--- ACTIVITY ---
An exact, complete printout of the listing is wanted, minus its images.

--- SOURCE MATERIAL ---
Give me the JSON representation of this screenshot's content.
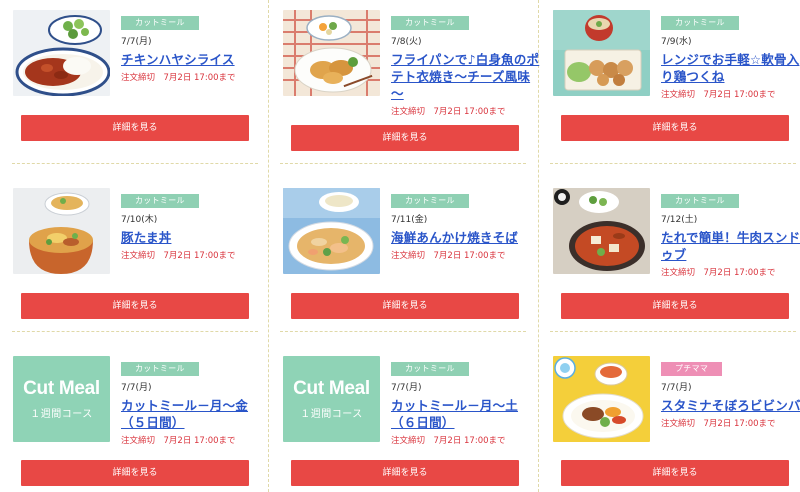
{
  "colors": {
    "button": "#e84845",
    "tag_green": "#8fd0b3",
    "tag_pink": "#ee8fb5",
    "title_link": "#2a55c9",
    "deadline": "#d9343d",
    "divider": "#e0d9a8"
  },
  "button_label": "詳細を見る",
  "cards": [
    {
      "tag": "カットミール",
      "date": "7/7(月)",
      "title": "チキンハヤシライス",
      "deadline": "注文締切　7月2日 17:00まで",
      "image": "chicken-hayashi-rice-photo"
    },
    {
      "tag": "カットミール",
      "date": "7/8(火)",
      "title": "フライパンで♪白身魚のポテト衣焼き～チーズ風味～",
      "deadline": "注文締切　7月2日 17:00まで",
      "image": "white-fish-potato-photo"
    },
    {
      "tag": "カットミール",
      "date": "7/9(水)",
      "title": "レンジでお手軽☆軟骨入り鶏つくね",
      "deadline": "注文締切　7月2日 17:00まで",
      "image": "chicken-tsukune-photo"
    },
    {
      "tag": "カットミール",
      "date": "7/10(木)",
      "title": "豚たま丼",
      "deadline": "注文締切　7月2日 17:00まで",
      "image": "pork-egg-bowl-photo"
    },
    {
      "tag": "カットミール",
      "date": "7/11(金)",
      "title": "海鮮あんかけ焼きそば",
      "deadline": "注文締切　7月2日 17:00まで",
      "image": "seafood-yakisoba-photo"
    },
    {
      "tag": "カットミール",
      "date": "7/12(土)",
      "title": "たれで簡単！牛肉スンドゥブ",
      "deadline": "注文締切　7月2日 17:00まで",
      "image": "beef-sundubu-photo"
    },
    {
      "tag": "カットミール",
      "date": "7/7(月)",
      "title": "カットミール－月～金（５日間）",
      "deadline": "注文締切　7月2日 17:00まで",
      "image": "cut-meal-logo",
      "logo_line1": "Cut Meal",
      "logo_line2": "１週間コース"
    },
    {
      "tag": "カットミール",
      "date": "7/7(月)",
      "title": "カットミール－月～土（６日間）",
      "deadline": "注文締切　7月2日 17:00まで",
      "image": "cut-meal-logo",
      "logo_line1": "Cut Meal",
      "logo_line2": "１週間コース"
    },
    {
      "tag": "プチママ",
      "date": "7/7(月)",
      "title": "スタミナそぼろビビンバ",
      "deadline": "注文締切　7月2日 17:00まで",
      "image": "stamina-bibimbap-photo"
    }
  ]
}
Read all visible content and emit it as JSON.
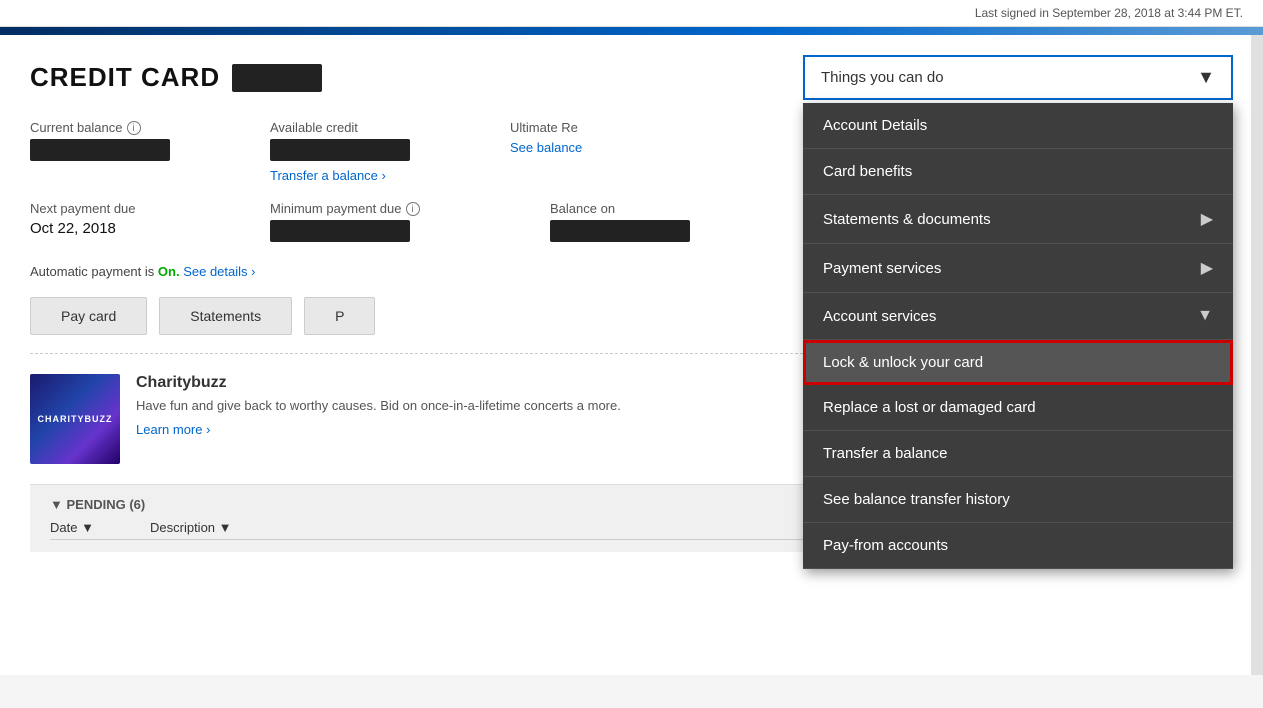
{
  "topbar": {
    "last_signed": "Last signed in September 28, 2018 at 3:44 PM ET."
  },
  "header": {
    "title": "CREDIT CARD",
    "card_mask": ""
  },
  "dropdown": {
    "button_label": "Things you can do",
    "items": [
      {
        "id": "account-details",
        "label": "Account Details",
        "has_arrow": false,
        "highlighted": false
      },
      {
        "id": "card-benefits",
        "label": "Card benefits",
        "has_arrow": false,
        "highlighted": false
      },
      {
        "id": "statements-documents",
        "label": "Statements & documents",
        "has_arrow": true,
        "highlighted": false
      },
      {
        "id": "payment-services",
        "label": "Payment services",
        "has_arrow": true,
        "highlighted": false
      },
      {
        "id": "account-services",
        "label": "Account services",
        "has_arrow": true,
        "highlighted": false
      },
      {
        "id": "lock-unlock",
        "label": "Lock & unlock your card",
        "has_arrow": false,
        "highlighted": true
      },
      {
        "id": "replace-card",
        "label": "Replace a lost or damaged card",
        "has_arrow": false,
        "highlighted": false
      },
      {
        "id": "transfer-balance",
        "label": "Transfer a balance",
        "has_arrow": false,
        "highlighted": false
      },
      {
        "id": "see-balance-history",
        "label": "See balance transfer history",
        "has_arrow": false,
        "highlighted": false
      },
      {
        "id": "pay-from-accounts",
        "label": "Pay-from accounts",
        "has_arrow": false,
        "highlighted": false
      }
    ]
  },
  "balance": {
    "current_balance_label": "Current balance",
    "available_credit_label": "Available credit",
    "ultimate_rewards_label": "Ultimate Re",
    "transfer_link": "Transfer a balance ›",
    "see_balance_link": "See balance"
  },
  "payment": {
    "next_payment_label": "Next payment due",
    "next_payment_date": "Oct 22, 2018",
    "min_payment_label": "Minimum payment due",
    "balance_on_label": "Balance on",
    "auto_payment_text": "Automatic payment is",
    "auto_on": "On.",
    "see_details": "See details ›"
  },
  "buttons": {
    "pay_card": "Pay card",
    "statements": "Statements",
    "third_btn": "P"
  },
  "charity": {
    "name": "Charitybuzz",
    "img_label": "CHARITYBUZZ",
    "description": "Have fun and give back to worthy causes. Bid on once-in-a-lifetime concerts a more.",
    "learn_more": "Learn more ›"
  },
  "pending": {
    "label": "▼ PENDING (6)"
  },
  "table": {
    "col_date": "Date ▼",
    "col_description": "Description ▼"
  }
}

--- OUTPUT FOR THIS TASK ---
Give me the JSON representation of this screenshot's content.
{
  "colors": {
    "button": "#e84845",
    "tag_green": "#8fd0b3",
    "tag_pink": "#ee8fb5",
    "title_link": "#2a55c9",
    "deadline": "#d9343d",
    "divider": "#e0d9a8"
  },
  "button_label": "詳細を見る",
  "cards": [
    {
      "tag": "カットミール",
      "date": "7/7(月)",
      "title": "チキンハヤシライス",
      "deadline": "注文締切　7月2日 17:00まで",
      "image": "chicken-hayashi-rice-photo"
    },
    {
      "tag": "カットミール",
      "date": "7/8(火)",
      "title": "フライパンで♪白身魚のポテト衣焼き～チーズ風味～",
      "deadline": "注文締切　7月2日 17:00まで",
      "image": "white-fish-potato-photo"
    },
    {
      "tag": "カットミール",
      "date": "7/9(水)",
      "title": "レンジでお手軽☆軟骨入り鶏つくね",
      "deadline": "注文締切　7月2日 17:00まで",
      "image": "chicken-tsukune-photo"
    },
    {
      "tag": "カットミール",
      "date": "7/10(木)",
      "title": "豚たま丼",
      "deadline": "注文締切　7月2日 17:00まで",
      "image": "pork-egg-bowl-photo"
    },
    {
      "tag": "カットミール",
      "date": "7/11(金)",
      "title": "海鮮あんかけ焼きそば",
      "deadline": "注文締切　7月2日 17:00まで",
      "image": "seafood-yakisoba-photo"
    },
    {
      "tag": "カットミール",
      "date": "7/12(土)",
      "title": "たれで簡単！牛肉スンドゥブ",
      "deadline": "注文締切　7月2日 17:00まで",
      "image": "beef-sundubu-photo"
    },
    {
      "tag": "カットミール",
      "date": "7/7(月)",
      "title": "カットミール－月～金（５日間）",
      "deadline": "注文締切　7月2日 17:00まで",
      "image": "cut-meal-logo",
      "logo_line1": "Cut Meal",
      "logo_line2": "１週間コース"
    },
    {
      "tag": "カットミール",
      "date": "7/7(月)",
      "title": "カットミール－月～土（６日間）",
      "deadline": "注文締切　7月2日 17:00まで",
      "image": "cut-meal-logo",
      "logo_line1": "Cut Meal",
      "logo_line2": "１週間コース"
    },
    {
      "tag": "プチママ",
      "date": "7/7(月)",
      "title": "スタミナそぼろビビンバ",
      "deadline": "注文締切　7月2日 17:00まで",
      "image": "stamina-bibimbap-photo"
    }
  ]
}
Read all visible content and emit it as JSON.
{
  "topbar": {
    "last_signed": "Last signed in September 28, 2018 at 3:44 PM ET."
  },
  "header": {
    "title": "CREDIT CARD",
    "card_mask": ""
  },
  "dropdown": {
    "button_label": "Things you can do",
    "items": [
      {
        "id": "account-details",
        "label": "Account Details",
        "has_arrow": false,
        "highlighted": false
      },
      {
        "id": "card-benefits",
        "label": "Card benefits",
        "has_arrow": false,
        "highlighted": false
      },
      {
        "id": "statements-documents",
        "label": "Statements & documents",
        "has_arrow": true,
        "highlighted": false
      },
      {
        "id": "payment-services",
        "label": "Payment services",
        "has_arrow": true,
        "highlighted": false
      },
      {
        "id": "account-services",
        "label": "Account services",
        "has_arrow": true,
        "highlighted": false
      },
      {
        "id": "lock-unlock",
        "label": "Lock & unlock your card",
        "has_arrow": false,
        "highlighted": true
      },
      {
        "id": "replace-card",
        "label": "Replace a lost or damaged card",
        "has_arrow": false,
        "highlighted": false
      },
      {
        "id": "transfer-balance",
        "label": "Transfer a balance",
        "has_arrow": false,
        "highlighted": false
      },
      {
        "id": "see-balance-history",
        "label": "See balance transfer history",
        "has_arrow": false,
        "highlighted": false
      },
      {
        "id": "pay-from-accounts",
        "label": "Pay-from accounts",
        "has_arrow": false,
        "highlighted": false
      }
    ]
  },
  "balance": {
    "current_balance_label": "Current balance",
    "available_credit_label": "Available credit",
    "ultimate_rewards_label": "Ultimate Re",
    "transfer_link": "Transfer a balance ›",
    "see_balance_link": "See balance"
  },
  "payment": {
    "next_payment_label": "Next payment due",
    "next_payment_date": "Oct 22, 2018",
    "min_payment_label": "Minimum payment due",
    "balance_on_label": "Balance on",
    "auto_payment_text": "Automatic payment is",
    "auto_on": "On.",
    "see_details": "See details ›"
  },
  "buttons": {
    "pay_card": "Pay card",
    "statements": "Statements",
    "third_btn": "P"
  },
  "charity": {
    "name": "Charitybuzz",
    "img_label": "CHARITYBUZZ",
    "description": "Have fun and give back to worthy causes. Bid on once-in-a-lifetime concerts a more.",
    "learn_more": "Learn more ›"
  },
  "pending": {
    "label": "▼ PENDING (6)"
  },
  "table": {
    "col_date": "Date ▼",
    "col_description": "Description ▼"
  }
}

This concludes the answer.